The new restrictions are included in a package of new policies meant to tackle sexual exploitation and abuse in the military. Any service member found in violation of the new conduct rules, which include using the services of sex workers while deployed abroad, will be thrown out of the military, the ministry noted.
However, the document does not address the issue of soliciting such services on UK soil, where prostitution is legal.
“This policy supports Defence’s commitment to crack down on unacceptable sexual behaviour and prohibits all sexual activity which involves the abuse of power, including buying sex whilst abroad. The policy will ensure that every allegation will be responded to, no matter where the allegation takes place, and introduces a presumption of discharge for anyone found to be engaging in the targeted behaviours,” the statement reads.
The new policy also prohibits personnel from sexual relations with those of more junior rank, an arrangement that could be considered an “imbalance of power.”

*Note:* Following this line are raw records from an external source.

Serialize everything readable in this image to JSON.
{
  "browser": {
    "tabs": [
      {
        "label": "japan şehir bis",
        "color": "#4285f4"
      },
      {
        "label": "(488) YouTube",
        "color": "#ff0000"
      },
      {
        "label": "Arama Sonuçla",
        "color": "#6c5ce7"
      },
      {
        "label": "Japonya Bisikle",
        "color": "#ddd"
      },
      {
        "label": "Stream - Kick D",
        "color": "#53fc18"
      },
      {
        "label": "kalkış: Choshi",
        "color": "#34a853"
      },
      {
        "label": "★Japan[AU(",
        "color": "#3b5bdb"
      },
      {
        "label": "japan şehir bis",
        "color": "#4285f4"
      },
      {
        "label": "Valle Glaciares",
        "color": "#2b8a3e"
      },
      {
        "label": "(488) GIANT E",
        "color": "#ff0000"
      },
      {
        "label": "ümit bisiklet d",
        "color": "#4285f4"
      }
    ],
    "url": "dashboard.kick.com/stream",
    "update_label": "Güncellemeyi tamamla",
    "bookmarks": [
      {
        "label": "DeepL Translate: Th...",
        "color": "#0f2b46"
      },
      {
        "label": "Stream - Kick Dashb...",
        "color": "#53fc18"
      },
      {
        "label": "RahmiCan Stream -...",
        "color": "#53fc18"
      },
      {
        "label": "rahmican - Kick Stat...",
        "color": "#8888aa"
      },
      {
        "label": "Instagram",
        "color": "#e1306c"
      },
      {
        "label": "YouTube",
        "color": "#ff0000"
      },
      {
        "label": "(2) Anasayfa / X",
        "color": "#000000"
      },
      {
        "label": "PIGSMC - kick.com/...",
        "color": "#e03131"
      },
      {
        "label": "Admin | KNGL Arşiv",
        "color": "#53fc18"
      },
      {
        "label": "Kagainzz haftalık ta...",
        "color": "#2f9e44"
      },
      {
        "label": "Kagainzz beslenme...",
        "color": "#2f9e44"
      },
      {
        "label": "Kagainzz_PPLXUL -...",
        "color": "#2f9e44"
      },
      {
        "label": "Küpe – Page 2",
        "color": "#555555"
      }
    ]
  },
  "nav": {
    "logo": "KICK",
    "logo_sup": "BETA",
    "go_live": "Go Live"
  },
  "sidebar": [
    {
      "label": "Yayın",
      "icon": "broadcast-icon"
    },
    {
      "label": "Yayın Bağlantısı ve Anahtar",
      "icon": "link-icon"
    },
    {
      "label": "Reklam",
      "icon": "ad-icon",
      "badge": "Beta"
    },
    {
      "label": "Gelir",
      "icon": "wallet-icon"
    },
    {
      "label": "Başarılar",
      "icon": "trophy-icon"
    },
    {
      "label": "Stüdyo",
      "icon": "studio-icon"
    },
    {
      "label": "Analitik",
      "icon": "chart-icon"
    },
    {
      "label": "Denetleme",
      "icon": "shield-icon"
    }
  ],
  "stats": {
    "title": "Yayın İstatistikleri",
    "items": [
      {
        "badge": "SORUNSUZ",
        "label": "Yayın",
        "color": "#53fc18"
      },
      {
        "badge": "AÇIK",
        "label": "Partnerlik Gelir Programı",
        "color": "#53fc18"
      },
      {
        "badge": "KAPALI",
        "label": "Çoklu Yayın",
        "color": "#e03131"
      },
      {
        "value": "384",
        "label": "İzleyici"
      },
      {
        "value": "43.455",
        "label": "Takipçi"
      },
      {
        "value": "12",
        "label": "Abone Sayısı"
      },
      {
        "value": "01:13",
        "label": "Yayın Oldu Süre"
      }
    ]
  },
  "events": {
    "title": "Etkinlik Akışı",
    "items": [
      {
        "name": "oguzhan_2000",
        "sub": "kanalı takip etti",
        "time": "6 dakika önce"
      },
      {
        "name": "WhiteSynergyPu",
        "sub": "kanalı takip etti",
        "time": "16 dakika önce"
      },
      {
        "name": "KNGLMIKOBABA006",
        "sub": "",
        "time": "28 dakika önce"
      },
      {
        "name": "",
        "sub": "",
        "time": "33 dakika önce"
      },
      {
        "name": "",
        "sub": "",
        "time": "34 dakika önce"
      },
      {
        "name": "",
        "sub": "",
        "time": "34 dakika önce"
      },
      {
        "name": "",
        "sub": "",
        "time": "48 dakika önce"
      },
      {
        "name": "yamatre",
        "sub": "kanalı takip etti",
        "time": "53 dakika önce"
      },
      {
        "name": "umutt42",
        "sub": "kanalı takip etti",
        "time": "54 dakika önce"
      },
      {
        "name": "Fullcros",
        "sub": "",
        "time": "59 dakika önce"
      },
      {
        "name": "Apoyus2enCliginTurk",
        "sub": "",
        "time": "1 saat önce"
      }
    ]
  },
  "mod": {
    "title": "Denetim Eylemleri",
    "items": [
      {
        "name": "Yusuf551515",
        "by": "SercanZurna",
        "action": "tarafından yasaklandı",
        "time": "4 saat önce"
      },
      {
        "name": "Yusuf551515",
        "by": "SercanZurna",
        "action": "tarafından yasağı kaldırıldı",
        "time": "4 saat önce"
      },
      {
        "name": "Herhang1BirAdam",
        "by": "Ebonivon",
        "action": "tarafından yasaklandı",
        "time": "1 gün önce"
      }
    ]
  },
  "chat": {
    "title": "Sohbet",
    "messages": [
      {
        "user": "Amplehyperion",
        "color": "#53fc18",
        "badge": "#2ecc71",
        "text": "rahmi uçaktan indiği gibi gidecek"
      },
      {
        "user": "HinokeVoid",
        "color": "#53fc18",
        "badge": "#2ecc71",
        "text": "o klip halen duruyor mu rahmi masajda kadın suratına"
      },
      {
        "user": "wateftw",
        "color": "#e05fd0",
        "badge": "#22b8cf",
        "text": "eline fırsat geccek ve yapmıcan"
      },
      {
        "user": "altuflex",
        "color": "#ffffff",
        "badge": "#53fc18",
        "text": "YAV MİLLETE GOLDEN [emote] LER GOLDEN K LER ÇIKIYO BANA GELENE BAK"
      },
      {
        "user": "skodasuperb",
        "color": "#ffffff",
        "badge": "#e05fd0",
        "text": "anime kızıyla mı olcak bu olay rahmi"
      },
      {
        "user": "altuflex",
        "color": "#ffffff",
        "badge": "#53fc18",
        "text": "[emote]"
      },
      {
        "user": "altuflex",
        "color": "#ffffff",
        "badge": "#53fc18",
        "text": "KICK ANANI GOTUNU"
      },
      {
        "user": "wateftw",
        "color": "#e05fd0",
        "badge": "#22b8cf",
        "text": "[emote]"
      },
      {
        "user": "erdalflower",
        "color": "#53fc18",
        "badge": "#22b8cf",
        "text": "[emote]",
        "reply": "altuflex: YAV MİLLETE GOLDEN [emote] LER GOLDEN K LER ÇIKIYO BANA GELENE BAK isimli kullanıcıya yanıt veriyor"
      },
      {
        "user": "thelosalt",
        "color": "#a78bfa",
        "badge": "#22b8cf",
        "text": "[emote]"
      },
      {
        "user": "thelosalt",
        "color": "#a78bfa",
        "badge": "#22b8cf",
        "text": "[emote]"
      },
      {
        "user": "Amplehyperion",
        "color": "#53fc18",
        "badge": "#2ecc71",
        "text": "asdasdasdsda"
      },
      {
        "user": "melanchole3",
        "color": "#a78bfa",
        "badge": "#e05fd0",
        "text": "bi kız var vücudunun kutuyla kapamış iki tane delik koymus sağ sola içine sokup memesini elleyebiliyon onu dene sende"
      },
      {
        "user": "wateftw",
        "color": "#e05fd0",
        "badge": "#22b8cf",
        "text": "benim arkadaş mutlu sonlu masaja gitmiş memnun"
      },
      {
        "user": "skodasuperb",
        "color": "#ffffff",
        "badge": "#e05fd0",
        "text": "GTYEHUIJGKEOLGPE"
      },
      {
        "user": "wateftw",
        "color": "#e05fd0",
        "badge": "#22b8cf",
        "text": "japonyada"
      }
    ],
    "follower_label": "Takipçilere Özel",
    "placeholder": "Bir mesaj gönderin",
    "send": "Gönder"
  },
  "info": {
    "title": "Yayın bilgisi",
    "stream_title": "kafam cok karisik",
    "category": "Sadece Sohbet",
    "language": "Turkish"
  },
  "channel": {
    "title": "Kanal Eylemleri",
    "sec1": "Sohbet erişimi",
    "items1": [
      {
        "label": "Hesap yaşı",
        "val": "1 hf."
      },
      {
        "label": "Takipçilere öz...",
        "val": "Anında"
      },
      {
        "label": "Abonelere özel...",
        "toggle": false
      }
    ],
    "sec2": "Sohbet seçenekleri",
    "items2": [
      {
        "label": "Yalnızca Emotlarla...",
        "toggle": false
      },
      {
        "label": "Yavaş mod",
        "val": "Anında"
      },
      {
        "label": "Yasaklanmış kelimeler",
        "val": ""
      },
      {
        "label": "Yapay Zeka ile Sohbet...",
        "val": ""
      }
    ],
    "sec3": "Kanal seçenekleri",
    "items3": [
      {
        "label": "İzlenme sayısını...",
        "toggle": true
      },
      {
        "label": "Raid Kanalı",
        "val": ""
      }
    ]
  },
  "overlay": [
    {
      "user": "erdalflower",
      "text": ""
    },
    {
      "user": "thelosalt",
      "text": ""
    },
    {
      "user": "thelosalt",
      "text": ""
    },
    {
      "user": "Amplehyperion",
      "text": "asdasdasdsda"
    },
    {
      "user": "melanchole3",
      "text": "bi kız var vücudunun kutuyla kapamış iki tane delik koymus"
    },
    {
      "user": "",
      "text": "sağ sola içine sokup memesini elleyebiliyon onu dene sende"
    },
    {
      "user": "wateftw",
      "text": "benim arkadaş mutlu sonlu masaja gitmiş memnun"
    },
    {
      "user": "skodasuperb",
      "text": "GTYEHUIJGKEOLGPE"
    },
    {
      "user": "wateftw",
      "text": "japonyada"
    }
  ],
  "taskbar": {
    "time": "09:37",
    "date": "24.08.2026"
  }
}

In order to prevent such incidents, the ministry intends to take preventative measures, including raising awareness and understanding of the issues and providing training related to the various types of sex-related transgressions.